(Exercise materials)
+ + + + + + +
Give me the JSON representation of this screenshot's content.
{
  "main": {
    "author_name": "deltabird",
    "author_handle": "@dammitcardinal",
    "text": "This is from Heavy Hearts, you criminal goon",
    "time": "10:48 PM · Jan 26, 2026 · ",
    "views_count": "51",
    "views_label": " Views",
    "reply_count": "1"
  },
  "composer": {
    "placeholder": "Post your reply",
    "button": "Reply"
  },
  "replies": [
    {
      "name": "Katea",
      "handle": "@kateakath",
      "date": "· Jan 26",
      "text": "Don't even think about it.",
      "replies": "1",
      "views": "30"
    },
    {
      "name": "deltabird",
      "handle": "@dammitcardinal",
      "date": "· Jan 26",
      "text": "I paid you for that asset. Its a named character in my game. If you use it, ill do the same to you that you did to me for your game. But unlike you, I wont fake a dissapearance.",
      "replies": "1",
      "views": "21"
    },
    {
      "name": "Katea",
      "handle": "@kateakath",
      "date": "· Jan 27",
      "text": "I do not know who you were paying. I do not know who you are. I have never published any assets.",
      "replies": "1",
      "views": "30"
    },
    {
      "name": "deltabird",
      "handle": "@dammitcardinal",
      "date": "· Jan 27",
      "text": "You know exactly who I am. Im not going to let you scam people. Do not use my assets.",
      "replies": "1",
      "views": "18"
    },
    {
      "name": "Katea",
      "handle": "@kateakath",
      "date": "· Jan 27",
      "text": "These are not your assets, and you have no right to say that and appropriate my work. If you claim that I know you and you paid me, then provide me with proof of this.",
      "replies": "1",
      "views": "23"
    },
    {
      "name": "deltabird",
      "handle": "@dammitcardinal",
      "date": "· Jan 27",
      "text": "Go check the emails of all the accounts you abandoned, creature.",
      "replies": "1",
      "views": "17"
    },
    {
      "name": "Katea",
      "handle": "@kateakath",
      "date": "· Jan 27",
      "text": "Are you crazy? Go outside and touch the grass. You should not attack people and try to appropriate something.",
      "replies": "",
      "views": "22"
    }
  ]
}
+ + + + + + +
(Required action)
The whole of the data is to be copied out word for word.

(Answer section)
Give me the JSON representation of this screenshot's content.
{
  "main": {
    "author_name": "deltabird",
    "author_handle": "@dammitcardinal",
    "text": "This is from Heavy Hearts, you criminal goon",
    "time": "10:48 PM · Jan 26, 2026 · ",
    "views_count": "51",
    "views_label": " Views",
    "reply_count": "1"
  },
  "composer": {
    "placeholder": "Post your reply",
    "button": "Reply"
  },
  "replies": [
    {
      "name": "Katea",
      "handle": "@kateakath",
      "date": "· Jan 26",
      "text": "Don't even think about it.",
      "replies": "1",
      "views": "30"
    },
    {
      "name": "deltabird",
      "handle": "@dammitcardinal",
      "date": "· Jan 26",
      "text": "I paid you for that asset. Its a named character in my game. If you use it, ill do the same to you that you did to me for your game. But unlike you, I wont fake a dissapearance.",
      "replies": "1",
      "views": "21"
    },
    {
      "name": "Katea",
      "handle": "@kateakath",
      "date": "· Jan 27",
      "text": "I do not know who you were paying. I do not know who you are. I have never published any assets.",
      "replies": "1",
      "views": "30"
    },
    {
      "name": "deltabird",
      "handle": "@dammitcardinal",
      "date": "· Jan 27",
      "text": "You know exactly who I am. Im not going to let you scam people. Do not use my assets.",
      "replies": "1",
      "views": "18"
    },
    {
      "name": "Katea",
      "handle": "@kateakath",
      "date": "· Jan 27",
      "text": "These are not your assets, and you have no right to say that and appropriate my work. If you claim that I know you and you paid me, then provide me with proof of this.",
      "replies": "1",
      "views": "23"
    },
    {
      "name": "deltabird",
      "handle": "@dammitcardinal",
      "date": "· Jan 27",
      "text": "Go check the emails of all the accounts you abandoned, creature.",
      "replies": "1",
      "views": "17"
    },
    {
      "name": "Katea",
      "handle": "@kateakath",
      "date": "· Jan 27",
      "text": "Are you crazy? Go outside and touch the grass. You should not attack people and try to appropriate something.",
      "replies": "",
      "views": "22"
    }
  ]
}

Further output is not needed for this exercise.